# Website and app data records:
[Start of Attachment]
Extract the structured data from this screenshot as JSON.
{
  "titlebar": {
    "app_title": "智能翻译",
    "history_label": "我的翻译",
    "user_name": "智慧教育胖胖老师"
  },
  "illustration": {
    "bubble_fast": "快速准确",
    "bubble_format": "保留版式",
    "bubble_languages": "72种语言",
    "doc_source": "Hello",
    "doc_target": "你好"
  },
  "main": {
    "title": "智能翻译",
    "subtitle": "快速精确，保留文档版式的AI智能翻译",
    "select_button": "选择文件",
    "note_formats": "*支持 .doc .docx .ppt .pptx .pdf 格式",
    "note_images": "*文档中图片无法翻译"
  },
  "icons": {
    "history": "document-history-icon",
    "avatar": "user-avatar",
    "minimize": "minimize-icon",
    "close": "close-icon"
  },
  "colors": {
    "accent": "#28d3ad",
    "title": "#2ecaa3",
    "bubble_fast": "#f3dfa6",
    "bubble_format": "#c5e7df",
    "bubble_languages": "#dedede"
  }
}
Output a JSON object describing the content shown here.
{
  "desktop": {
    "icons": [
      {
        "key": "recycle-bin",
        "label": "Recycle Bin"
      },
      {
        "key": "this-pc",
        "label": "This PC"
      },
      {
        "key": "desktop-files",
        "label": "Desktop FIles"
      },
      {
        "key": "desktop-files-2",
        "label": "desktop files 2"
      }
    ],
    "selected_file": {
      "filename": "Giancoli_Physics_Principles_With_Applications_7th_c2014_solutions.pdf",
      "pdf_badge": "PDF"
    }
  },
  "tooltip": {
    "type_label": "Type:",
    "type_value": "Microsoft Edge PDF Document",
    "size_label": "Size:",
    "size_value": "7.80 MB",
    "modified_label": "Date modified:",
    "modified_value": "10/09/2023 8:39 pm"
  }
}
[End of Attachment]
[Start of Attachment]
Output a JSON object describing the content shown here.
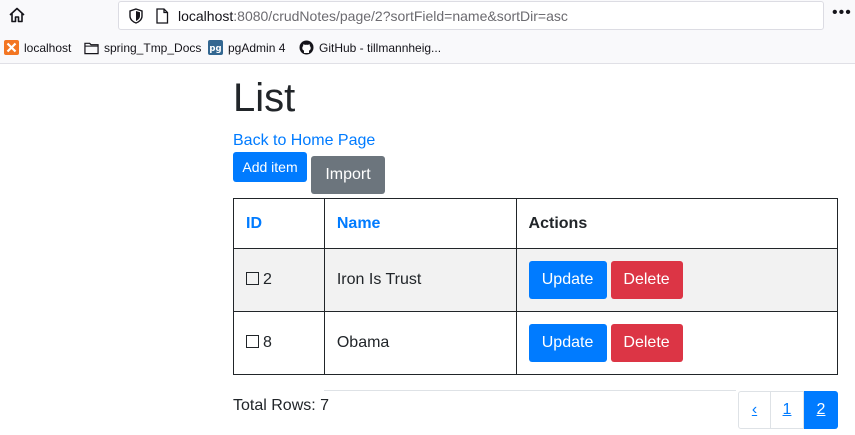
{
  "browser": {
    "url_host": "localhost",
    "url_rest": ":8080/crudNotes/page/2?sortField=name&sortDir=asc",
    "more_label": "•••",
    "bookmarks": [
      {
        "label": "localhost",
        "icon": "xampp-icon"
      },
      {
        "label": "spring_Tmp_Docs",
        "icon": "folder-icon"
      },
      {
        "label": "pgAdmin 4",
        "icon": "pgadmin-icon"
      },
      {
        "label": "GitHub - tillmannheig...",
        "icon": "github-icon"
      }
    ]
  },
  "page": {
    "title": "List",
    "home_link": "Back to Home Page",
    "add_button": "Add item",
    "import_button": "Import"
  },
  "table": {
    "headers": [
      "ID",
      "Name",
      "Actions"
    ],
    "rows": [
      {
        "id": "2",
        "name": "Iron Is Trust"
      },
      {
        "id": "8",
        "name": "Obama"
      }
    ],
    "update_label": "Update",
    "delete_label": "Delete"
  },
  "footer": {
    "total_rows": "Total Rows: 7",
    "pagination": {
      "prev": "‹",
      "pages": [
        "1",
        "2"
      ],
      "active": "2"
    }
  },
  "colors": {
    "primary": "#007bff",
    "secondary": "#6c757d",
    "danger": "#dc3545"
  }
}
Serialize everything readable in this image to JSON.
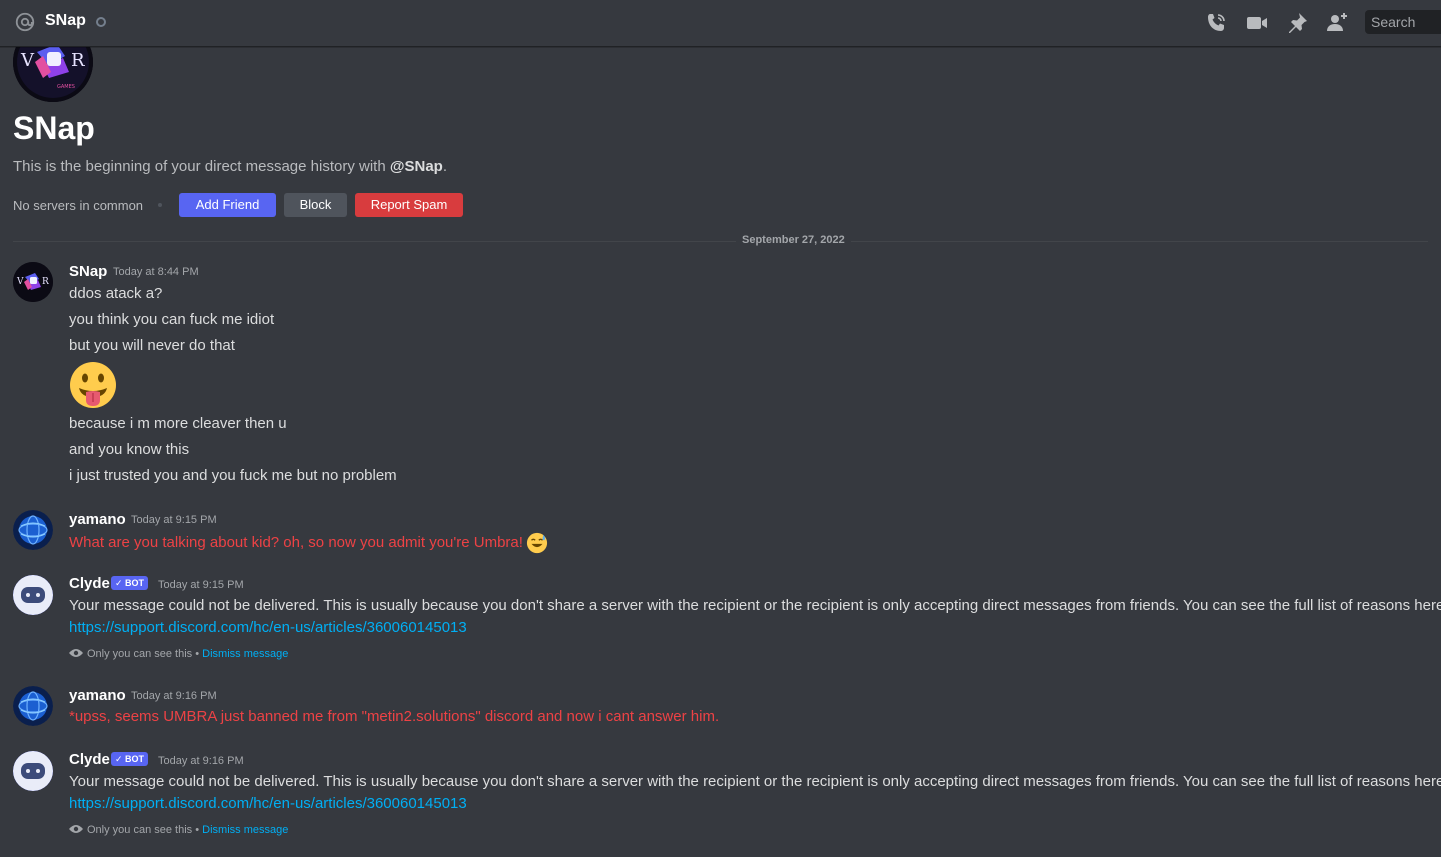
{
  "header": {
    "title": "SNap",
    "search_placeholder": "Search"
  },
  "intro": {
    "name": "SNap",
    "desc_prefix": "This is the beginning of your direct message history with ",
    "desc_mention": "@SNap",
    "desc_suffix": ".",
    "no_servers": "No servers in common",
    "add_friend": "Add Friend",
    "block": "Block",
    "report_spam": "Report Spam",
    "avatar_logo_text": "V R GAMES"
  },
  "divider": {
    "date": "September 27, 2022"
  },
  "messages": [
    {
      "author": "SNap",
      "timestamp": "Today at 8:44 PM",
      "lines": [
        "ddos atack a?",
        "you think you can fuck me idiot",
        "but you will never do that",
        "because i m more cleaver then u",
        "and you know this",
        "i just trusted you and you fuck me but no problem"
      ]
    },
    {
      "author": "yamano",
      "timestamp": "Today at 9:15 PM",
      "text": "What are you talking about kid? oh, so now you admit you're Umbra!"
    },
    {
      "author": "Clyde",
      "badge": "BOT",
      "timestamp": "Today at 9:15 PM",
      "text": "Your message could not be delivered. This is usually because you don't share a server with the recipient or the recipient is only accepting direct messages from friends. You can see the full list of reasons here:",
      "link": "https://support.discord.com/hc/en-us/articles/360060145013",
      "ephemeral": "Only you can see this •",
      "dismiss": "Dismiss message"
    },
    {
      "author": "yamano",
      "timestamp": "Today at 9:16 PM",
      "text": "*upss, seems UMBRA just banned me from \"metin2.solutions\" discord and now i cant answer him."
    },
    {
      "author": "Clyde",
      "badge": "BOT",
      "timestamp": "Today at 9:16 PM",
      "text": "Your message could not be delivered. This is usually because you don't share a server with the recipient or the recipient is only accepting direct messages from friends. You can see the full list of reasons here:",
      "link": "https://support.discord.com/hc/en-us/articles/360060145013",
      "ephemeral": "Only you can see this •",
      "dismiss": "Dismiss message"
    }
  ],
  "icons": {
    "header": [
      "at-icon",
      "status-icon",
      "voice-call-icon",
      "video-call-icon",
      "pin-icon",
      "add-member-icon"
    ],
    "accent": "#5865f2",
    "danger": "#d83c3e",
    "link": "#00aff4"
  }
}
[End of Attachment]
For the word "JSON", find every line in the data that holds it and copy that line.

Extract the structured data from this screenshot as JSON.
Output a JSON object describing the content shown here.
Output a JSON object describing the content shown here.
Serialize everything readable in this image to JSON.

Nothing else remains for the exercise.